Federation for Children with Special Needs is a nonprofit with the mission to educate and support parents in the special education process. They offer live workshops and follow the link to view power points. They also provide phone support for parent questions.
LD OnLine: Understanding the Differences Between IDEA and Section 504
An overview of IDEA and Section 504
The Concord SEPAC has assembled a particularly good reference site
Disabilities Definitions from the state department of elementary and secondary education
Services Under IDEA: Who’s Eligible
Not every child with learning and attention issues is eligible for special education services under IDEA. First, a child must be found to have one of the 13 kinds of disabilities that IDEA covers. They are:
- Emotional disturbance
- Hearing impairment
- Intellectual disability
- Multiple disabilities
- Orthopedic impairment
- Other health impairment (including ADHD)
- Specific learning disability (including dyslexia, dyscalculia and dysgraphia, among others)
- Speech or language impairment
- Traumatic brain injury
- Visual impairment, including blindness
As of 2012, about 5.8 million school-age children in the United States receive special education services as a result of IDEA. More than 40 percent—roughly 2.3 million—are students identified with a specific learning disability.
Kids with disabilities don’t automatically qualify for special education services, though. In order to be eligible, a student must:
- Have a disability and, as a result of that disability…
- Need special education in order to make progress in school
Understand 504 Plans
A 504 plan can give you peace of mind. This is especially true if your child already gets informal supports at school and you want to make sure they continue. But first, you need to know what a 504 plan can provide, what your rights are, how to pursue a 504 plan and what makes a child eligible. The more you know, the better you can advocate for your child.
What is a 504 plan?This type of plan falls under Section 504 of the Rehabilitation Act of 1973. This is the part of the federal civil rights law that prohibits discrimination against public school students with disabilities. That includes students with learning and attention issues who meet certain criteria.
Much like an IEP, a 504 plan can help students with learning and attention issues learn and participate in the general education curriculum. A 504 plan outlines how a child’s specific needs are met with accommodations, modifications and other services. These measures “remove barriers” to learning. Read More

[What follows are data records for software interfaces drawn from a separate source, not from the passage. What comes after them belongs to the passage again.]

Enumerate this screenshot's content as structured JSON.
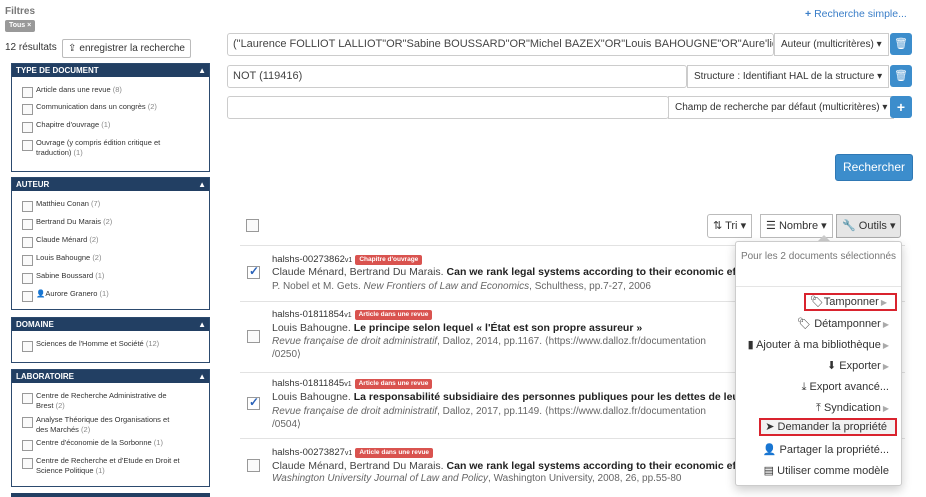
{
  "filters": {
    "title": "Filtres",
    "chip": "Tous ×",
    "results": "12 résultats",
    "save_label": "enregistrer la recherche"
  },
  "facets": [
    {
      "title": "TYPE DE DOCUMENT",
      "items": [
        {
          "label": "Article dans une revue",
          "count": "(8)"
        },
        {
          "label": "Communication dans un congrès",
          "count": "(2)"
        },
        {
          "label": "Chapitre d'ouvrage",
          "count": "(1)"
        },
        {
          "label": "Ouvrage (y compris édition critique et traduction)",
          "count": "(1)"
        }
      ]
    },
    {
      "title": "AUTEUR",
      "items": [
        {
          "label": "Matthieu Conan",
          "count": "(7)"
        },
        {
          "label": "Bertrand Du Marais",
          "count": "(2)"
        },
        {
          "label": "Claude Ménard",
          "count": "(2)"
        },
        {
          "label": "Louis Bahougne",
          "count": "(2)"
        },
        {
          "label": "Sabine Boussard",
          "count": "(1)"
        },
        {
          "label": "Aurore Granero",
          "count": "(1)"
        }
      ]
    },
    {
      "title": "DOMAINE",
      "items": [
        {
          "label": "Sciences de l'Homme et Société",
          "count": "(12)"
        }
      ]
    },
    {
      "title": "LABORATOIRE",
      "items": [
        {
          "label": "Centre de Recherche Administrative de Brest",
          "count": "(2)"
        },
        {
          "label": "Analyse Théorique des Organisations et des Marchés",
          "count": "(2)"
        },
        {
          "label": "Centre d'économie de la Sorbonne",
          "count": "(1)"
        },
        {
          "label": "Centre de Recherche et d'Etude en Droit et Science Politique",
          "count": "(1)"
        }
      ]
    }
  ],
  "search": {
    "simple_link": "Recherche simple...",
    "rows": [
      {
        "value": "(\"Laurence FOLLIOT LALLIOT\"OR\"Sabine BOUSSARD\"OR\"Michel BAZEX\"OR\"Louis BAHOUGNE\"OR\"Aure'lien C",
        "select": "Auteur (multicritères)"
      },
      {
        "value": "NOT (119416)",
        "select": "Structure : Identifiant HAL de la structure"
      },
      {
        "value": "",
        "select": "Champ de recherche par défaut (multicritères)"
      }
    ],
    "submit": "Rechercher"
  },
  "toolbar": {
    "sort": "Tri",
    "number": "Nombre",
    "tools": "Outils"
  },
  "docs": [
    {
      "id": "halshs-00273862",
      "version": "v1",
      "badge": "Chapitre d'ouvrage",
      "checked": true,
      "authors": "Claude Ménard, Bertrand Du Marais.",
      "title": "Can we rank legal systems according to their economic eff",
      "src_pre": "P. Nobel et M. Gets.",
      "src_it": "New Frontiers of Law and Economics",
      "src_post": ", Schulthess, pp.7-27, 2006",
      "src2": ""
    },
    {
      "id": "halshs-01811854",
      "version": "v1",
      "badge": "Article dans une revue",
      "checked": false,
      "authors": "Louis Bahougne.",
      "title": "Le principe selon lequel « l'État est son propre assureur »",
      "src_pre": "",
      "src_it": "Revue française de droit administratif",
      "src_post": ", Dalloz, 2014, pp.1167. ⟨https://www.dalloz.fr/documentation",
      "src2": "/0250⟩"
    },
    {
      "id": "halshs-01811845",
      "version": "v1",
      "badge": "Article dans une revue",
      "checked": true,
      "authors": "Louis Bahougne.",
      "title": "La responsabilité subsidiaire des personnes publiques pour les dettes de leur",
      "src_pre": "",
      "src_it": "Revue française de droit administratif",
      "src_post": ", Dalloz, 2017, pp.1149. ⟨https://www.dalloz.fr/documentation",
      "src2": "/0504⟩"
    },
    {
      "id": "halshs-00273827",
      "version": "v1",
      "badge": "Article dans une revue",
      "checked": false,
      "authors": "Claude Ménard, Bertrand Du Marais.",
      "title": "Can we rank legal systems according to their economic eff",
      "src_pre": "",
      "src_it": "Washington University Journal of Law and Policy",
      "src_post": ", Washington University, 2008, 26, pp.55-80",
      "src2": ""
    }
  ],
  "menu": {
    "header": "Pour les 2 documents sélectionnés",
    "items": [
      {
        "label": "Tamponner",
        "icon": "tags-icon",
        "submenu": true
      },
      {
        "label": "Détamponner",
        "icon": "tag-icon",
        "submenu": true
      },
      {
        "label": "Ajouter à ma bibliothèque",
        "icon": "book-icon",
        "submenu": true
      },
      {
        "label": "Exporter",
        "icon": "download-icon",
        "submenu": true
      },
      {
        "label": "Export avancé...",
        "icon": "export-icon",
        "submenu": false
      },
      {
        "label": "Syndication",
        "icon": "upload-icon",
        "submenu": true
      },
      {
        "label": "Demander la propriété",
        "icon": "send-icon",
        "submenu": false
      },
      {
        "label": "Partager la propriété...",
        "icon": "user-icon",
        "submenu": false
      },
      {
        "label": "Utiliser comme modèle",
        "icon": "file-icon",
        "submenu": false
      }
    ]
  },
  "colors": {
    "accent": "#3c8dcc",
    "panel_header": "#223f63",
    "badge": "#d9534f",
    "highlight": "#d9232e"
  }
}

Federation for Children with Special Needs– The Federation is a center for parents and parent organizations to work together on behalf of children with special needs and their families. The Federation offers workshops and training, advocacy and resources to parents of children with special needs and the professionals who serve them.
2014 Overview of Learning Disabilities by National Center for Learning Disabilities (NCLD) Facts, Trends and Emerging Issues in Learning Disabilities:A great deal is known about the 5% of our nation’s school-age population whose learning disabilities (LD) have been formally identified. Data suggest that an additional 15% or more of students struggle due to unidentified and unaddressed learning and attention issues.
Wrightslaw.com reliable information about special education law, education law, and advocacy for children with disabilities.
Video: Learning Neuropsych Evaluation presentation by pediatric neuropsychologists, When do you need a neuropsych evaluation?
IEP.goal.bank IEP goal examples
Understanding MCAS Scores and and how to help support your student, identifying weaknesses and how you can support the learning at home.
School Discipline Guide MA Appleseed has developed this Parent Guide to help parents and guardians navigate through the discipline process. The different types of disciplinary actions schools can take and ways to advocate for students are discussed.
Dept of Education Transition Guidelines services begin in the school year that the child turns 14 and are geared to finding skills, and interests and providing guidance for developing these into a career and life beyond public school.
SPAN provides parents of children with disabilities a better understanding of the role of an advocate and act as a resource for advocacy services. Workshops:spanmass.org/span-program-calendar.html Advocate Resource List: spanmass.org/professional-directory
Help for Students with Autism, tips for educators by Easter Seals and Aft.org (American Federation of Teachers)
Understood.org– Online information, community, practical tips and resources for parent’s of children with attention and learning differences.
Disabilityscoop.com resource for developmental disability news.
Massmatch.org‘s goal is to improve access to assistive technology so that persons with disabilities can live, work, study, play, and participate independently in all aspects of our communities.
Federation for Children with Special Needs Transition Ages 14-22 This page of the Federation’s website has numerous links regarding transition, including an online presentation–Transition 101: High School to Adulthood.
Checklist for Transitioning From High School to College As you and your teen look ahead to college, make sure you’re both aware of key differences between high school and college: special education services and the laws that support and protect those with learning disabilities. There are no IEP’s in college!
Think College! College options for people with intellectual disabilities
Find a college in Massachusetts
Housing Guide for individuals with Disabilities in Massachusetts
This listing is for information only. Listing does not indicate an endorsement by Hopkinton Special Education Parents Advisory Council (Hopkinton SEPAC). It is important to check references, review credentials, and interview service provider to understand whether their, program/skills and approach are a good fit. Wish to add to our list? Send suggestions to HopkintonSEPAC@gmail.com.